High target affinity and specificity makes antibodies very suitable tumor-targeting vehicles for imaging and therapeutic applications. This enables a theranostic approach of imaging targeted drug delivery in oncology and opens the way for personalized medicine, predicting drug delivery, response, and treatment outcome in the individual patient.
In an article published in the October 29, 2014 edition of Current Drug Targets, Mark Rijpkema, Otto Boerman and Wim Oyen of the Department of Radiology and Nuclear Medicine at the Radboud University Medical Center, Nijmegen, The Netherlands, conclude that of the currently available molecular imaging techniques, single-photon emission computed tomography (SPECT) and positron emission tomography (PET) are the best suited imaging techniques to visualize and determine drug delivery to the target tissue quantitatively.
The scientists suggest that using the same antibody for imaging and targeted therapy may eliminate some limitations of antibody-based molecular imaging and therapy, including heterogeneous antigen expression and poor accessibility. However observe that the challenges of this approach remain in the pharmacokinetic behavior of radiolabeled antibodies and antibody-drug-conjugates.
Despite these challenges, Boerman, et al, believe that by using antibodies as multimodal vehicles carrying both a diagnostic agent and a therapeutic agent, novel opportunities are at the horizon.
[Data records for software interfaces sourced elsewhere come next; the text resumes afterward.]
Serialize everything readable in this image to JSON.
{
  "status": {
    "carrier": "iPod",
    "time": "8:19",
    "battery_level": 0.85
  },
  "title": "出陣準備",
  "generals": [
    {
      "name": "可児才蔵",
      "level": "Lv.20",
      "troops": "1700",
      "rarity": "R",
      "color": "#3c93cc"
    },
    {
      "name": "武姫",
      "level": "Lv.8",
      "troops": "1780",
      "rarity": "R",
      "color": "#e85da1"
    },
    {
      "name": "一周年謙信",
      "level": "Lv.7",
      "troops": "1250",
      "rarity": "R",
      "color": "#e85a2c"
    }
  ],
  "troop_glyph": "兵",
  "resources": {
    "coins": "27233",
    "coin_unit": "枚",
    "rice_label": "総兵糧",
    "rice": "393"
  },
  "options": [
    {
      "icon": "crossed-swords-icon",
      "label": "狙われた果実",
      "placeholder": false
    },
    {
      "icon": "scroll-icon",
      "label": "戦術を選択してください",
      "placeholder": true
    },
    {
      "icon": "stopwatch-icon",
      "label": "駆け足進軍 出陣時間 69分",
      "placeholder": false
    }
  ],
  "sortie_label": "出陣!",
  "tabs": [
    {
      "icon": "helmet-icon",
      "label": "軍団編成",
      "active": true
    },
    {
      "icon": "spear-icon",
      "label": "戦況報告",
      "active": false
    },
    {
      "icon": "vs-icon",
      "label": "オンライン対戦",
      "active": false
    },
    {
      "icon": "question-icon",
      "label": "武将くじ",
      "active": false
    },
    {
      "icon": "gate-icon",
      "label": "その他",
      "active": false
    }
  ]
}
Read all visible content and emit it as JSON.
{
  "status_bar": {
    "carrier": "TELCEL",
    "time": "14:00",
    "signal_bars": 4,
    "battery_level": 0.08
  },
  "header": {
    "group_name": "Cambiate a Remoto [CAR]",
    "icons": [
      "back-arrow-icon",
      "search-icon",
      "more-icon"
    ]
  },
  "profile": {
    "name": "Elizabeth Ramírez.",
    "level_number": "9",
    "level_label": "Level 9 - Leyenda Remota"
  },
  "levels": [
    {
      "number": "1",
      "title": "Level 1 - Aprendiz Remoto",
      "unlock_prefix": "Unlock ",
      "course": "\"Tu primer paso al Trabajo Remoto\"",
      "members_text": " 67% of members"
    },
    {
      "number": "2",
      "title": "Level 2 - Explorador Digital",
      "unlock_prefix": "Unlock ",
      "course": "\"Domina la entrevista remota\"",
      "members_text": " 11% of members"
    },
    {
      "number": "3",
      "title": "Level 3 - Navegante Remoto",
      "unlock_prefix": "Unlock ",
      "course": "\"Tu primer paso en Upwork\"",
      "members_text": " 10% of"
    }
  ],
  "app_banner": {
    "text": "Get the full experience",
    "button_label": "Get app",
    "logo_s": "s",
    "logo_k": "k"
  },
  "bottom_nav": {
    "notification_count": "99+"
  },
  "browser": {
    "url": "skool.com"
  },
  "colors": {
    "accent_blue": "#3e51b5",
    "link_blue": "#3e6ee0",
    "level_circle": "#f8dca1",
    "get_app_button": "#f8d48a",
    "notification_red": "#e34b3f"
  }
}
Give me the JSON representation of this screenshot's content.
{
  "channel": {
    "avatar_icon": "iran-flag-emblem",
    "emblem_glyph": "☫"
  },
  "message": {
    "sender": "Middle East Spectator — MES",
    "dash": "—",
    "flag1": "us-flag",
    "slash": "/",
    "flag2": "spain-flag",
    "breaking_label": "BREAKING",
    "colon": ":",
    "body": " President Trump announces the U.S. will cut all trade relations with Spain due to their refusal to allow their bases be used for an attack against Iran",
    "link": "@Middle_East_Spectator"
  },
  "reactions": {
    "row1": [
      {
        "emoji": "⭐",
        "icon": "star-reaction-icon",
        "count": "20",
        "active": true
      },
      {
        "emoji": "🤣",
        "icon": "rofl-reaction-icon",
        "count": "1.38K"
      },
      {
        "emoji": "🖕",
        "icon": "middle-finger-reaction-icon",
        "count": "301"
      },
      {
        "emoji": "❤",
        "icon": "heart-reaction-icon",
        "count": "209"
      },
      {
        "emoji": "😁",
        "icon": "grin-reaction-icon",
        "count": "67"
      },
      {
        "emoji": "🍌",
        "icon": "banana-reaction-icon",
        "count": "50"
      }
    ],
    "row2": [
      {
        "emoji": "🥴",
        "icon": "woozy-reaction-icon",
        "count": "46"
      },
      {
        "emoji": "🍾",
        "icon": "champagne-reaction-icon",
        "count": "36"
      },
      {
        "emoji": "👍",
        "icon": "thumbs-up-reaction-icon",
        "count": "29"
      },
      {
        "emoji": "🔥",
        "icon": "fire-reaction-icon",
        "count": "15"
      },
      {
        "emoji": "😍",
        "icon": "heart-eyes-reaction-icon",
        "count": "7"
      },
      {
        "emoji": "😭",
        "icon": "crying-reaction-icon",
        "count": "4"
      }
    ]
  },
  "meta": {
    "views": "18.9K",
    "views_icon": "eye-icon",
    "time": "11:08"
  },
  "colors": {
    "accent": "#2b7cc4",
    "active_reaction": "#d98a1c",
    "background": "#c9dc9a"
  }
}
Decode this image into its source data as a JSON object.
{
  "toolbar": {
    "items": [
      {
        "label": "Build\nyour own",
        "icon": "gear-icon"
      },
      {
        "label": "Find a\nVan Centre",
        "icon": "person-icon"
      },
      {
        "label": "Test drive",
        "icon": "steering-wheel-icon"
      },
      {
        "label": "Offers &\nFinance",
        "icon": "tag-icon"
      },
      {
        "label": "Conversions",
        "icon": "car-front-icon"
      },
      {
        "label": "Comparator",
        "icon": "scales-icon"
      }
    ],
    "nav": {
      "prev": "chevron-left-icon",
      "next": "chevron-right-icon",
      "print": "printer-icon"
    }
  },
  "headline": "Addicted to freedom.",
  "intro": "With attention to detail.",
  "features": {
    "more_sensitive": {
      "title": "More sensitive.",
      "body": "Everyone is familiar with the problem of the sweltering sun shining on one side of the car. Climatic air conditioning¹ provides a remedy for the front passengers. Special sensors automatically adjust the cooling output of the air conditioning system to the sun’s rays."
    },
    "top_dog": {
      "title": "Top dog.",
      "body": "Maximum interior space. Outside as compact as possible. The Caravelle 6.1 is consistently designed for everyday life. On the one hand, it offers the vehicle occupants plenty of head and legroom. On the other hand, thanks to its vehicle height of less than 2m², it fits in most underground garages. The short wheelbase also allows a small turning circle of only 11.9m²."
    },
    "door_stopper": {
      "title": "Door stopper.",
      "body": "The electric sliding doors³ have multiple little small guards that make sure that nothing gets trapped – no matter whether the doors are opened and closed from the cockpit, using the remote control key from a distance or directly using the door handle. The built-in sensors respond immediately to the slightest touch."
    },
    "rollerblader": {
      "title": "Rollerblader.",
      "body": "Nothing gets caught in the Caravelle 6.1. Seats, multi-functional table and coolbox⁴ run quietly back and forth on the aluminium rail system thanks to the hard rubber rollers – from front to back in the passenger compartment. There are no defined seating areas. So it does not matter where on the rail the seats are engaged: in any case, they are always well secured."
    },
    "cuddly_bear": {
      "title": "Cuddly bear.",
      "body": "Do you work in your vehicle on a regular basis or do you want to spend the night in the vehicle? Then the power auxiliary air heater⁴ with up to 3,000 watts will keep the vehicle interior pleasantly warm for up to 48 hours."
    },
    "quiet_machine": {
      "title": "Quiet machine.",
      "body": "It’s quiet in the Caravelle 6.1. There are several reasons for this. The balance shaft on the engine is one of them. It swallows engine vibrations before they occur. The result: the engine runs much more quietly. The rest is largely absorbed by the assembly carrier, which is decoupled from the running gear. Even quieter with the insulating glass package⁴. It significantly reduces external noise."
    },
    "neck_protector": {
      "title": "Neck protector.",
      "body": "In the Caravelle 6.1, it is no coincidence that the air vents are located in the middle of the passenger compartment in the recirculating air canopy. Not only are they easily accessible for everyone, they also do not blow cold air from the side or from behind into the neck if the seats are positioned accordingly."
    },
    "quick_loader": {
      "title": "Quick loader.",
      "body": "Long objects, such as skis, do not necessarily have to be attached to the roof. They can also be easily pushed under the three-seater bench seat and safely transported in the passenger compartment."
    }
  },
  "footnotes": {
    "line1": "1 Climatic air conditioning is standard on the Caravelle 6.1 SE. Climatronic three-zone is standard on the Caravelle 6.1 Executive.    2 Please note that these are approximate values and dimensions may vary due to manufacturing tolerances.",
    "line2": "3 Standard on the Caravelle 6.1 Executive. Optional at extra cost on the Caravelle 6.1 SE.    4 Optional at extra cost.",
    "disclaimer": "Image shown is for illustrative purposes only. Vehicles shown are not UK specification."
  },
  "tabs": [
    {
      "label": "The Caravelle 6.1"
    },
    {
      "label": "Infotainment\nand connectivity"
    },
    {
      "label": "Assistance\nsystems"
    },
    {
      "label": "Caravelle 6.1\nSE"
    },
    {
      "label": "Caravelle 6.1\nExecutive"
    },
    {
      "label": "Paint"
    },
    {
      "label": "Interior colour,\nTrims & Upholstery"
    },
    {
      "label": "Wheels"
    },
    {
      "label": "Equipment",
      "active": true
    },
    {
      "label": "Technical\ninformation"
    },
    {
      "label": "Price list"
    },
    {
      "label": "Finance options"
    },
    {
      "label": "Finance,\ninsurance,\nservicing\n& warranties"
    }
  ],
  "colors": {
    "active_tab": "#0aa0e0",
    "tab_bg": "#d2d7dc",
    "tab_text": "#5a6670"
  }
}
In their review, the authors discuss both the challenges and the opportunities of using radiolabeled antibodies for image-guided drug delivery.